━━━ Records provided
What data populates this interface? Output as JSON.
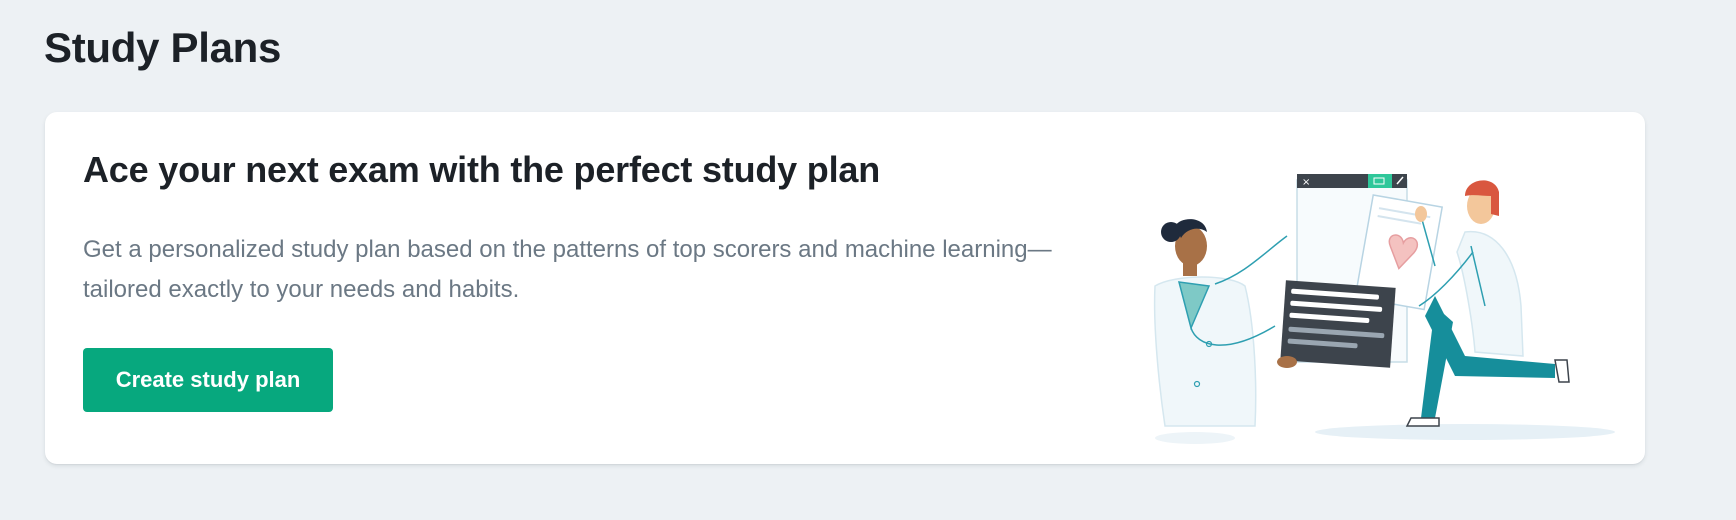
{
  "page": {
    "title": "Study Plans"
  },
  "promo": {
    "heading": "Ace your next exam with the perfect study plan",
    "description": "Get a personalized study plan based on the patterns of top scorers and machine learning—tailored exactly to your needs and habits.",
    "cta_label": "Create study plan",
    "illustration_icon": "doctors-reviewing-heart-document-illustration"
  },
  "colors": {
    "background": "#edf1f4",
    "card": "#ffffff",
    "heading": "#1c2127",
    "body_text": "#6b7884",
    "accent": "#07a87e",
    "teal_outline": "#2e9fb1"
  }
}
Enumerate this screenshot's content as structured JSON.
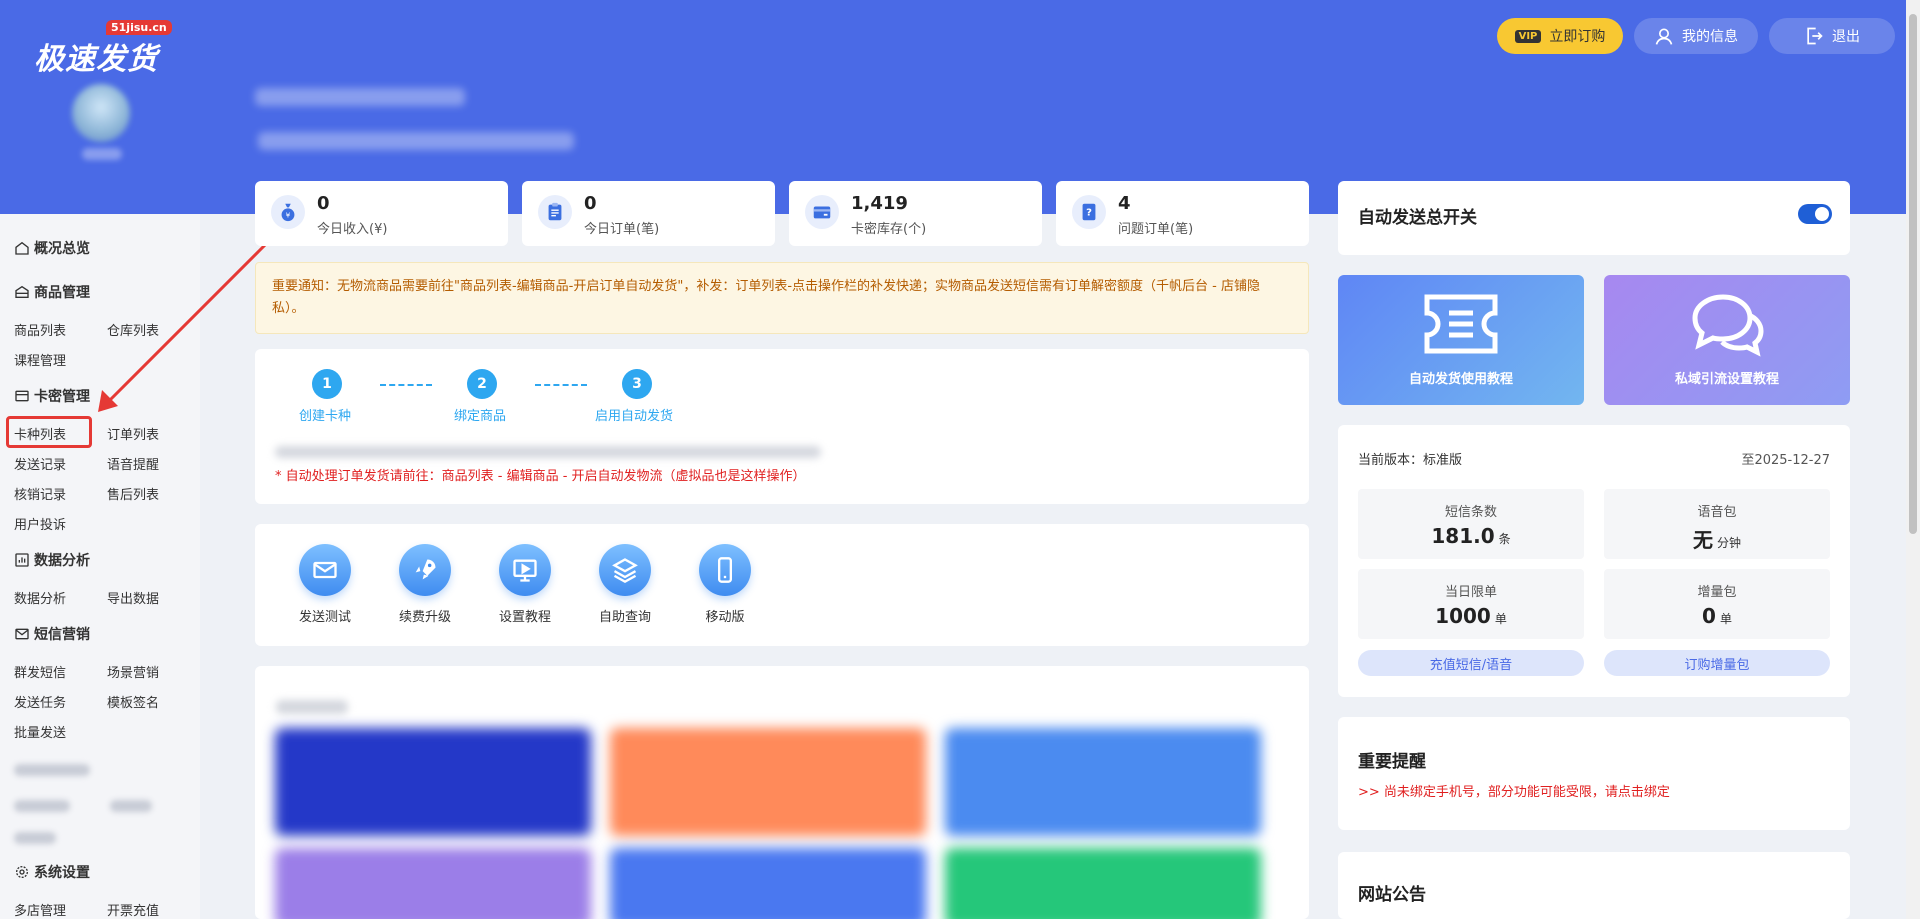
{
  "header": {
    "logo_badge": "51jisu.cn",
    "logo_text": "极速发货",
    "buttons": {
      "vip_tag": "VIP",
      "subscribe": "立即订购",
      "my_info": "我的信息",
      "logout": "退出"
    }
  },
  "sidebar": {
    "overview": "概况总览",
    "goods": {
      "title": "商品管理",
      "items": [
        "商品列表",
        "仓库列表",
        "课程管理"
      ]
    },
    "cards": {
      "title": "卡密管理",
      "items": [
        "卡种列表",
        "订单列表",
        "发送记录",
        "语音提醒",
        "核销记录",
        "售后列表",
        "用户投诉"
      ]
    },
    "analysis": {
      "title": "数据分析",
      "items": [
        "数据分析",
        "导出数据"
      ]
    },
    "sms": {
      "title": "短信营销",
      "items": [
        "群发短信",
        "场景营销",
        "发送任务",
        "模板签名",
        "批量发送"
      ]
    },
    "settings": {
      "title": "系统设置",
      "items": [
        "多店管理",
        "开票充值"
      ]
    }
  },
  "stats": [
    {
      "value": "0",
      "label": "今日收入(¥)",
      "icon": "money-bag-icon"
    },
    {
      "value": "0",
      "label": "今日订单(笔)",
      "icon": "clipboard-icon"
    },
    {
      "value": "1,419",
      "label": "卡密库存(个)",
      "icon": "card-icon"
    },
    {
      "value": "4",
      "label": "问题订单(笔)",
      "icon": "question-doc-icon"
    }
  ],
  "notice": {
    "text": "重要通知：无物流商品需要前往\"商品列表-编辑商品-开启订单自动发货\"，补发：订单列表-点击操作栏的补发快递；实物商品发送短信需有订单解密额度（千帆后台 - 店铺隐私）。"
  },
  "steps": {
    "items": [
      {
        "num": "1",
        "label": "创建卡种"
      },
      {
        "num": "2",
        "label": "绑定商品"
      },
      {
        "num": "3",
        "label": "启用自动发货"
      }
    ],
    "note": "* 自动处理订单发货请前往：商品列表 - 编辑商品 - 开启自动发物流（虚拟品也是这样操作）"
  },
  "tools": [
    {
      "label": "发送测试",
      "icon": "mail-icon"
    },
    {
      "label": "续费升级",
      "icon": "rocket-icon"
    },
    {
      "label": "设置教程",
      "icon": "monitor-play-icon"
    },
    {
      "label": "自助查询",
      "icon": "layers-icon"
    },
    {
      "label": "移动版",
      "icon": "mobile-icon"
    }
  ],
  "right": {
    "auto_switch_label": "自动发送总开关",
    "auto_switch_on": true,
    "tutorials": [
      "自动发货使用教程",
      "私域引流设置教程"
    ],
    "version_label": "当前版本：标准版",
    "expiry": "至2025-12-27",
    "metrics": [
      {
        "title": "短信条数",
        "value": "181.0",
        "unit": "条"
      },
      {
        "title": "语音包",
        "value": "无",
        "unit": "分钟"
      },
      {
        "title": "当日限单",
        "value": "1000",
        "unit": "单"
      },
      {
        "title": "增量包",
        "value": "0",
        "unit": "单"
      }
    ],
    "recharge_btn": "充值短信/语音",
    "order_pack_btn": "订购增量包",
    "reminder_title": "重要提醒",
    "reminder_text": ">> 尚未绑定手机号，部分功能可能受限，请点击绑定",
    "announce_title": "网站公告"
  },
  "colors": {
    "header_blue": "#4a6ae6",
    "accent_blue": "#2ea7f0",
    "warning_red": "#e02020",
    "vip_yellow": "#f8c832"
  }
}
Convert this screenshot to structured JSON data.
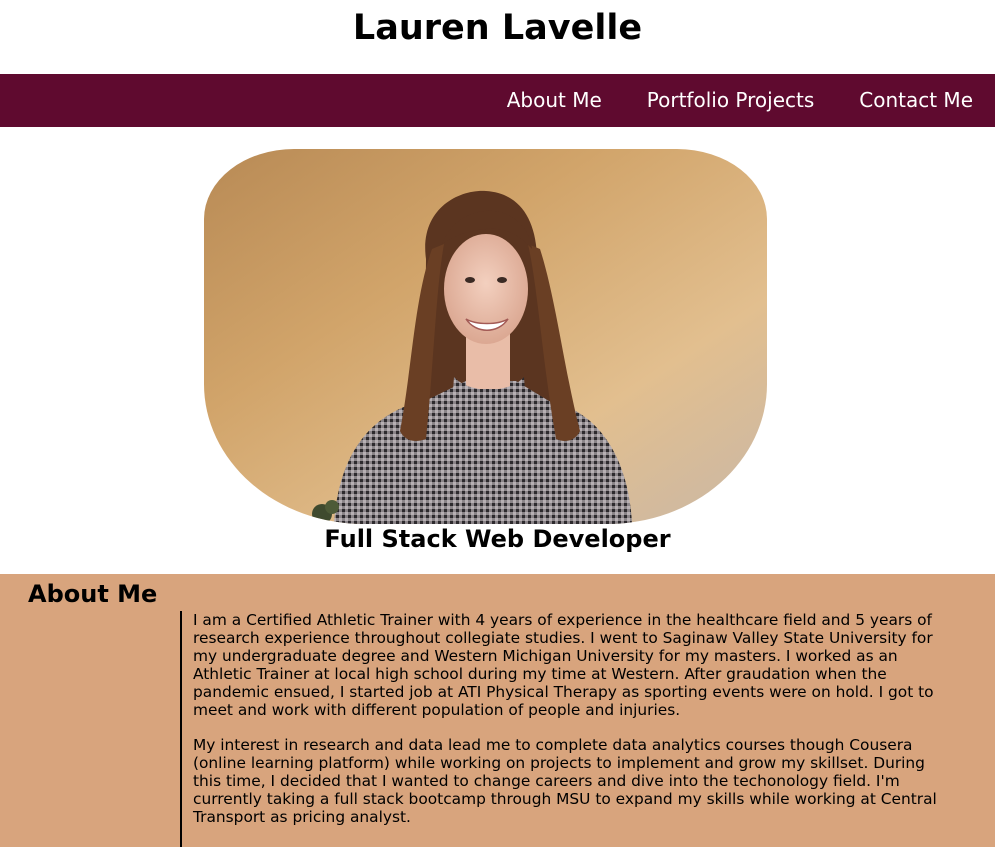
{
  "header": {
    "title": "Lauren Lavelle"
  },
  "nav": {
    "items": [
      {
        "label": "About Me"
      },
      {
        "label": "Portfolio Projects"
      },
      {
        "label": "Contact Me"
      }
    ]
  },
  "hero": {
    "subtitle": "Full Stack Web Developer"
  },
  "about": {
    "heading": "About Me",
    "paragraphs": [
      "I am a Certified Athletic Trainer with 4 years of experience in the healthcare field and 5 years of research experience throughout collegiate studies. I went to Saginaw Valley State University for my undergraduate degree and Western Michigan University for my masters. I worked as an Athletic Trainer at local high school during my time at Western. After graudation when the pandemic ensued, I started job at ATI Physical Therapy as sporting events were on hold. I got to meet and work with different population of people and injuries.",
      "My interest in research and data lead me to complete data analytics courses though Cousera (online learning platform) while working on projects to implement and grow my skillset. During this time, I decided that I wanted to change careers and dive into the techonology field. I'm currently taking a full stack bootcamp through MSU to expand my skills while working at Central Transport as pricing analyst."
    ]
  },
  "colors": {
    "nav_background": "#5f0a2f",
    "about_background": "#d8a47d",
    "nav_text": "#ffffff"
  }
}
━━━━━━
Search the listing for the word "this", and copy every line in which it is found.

What data populates this interface? Output as JSON.
Enumerate this screenshot's content as structured JSON.
Convert this screenshot to structured JSON data.
      "My interest in research and data lead me to complete data analytics courses though Cousera (online learning platform) while working on projects to implement and grow my skillset. During this time, I decided that I wanted to change careers and dive into the techonology field. I'm currently taking a full stack bootcamp through MSU to expand my skills while working at Central Transport as pricing analyst."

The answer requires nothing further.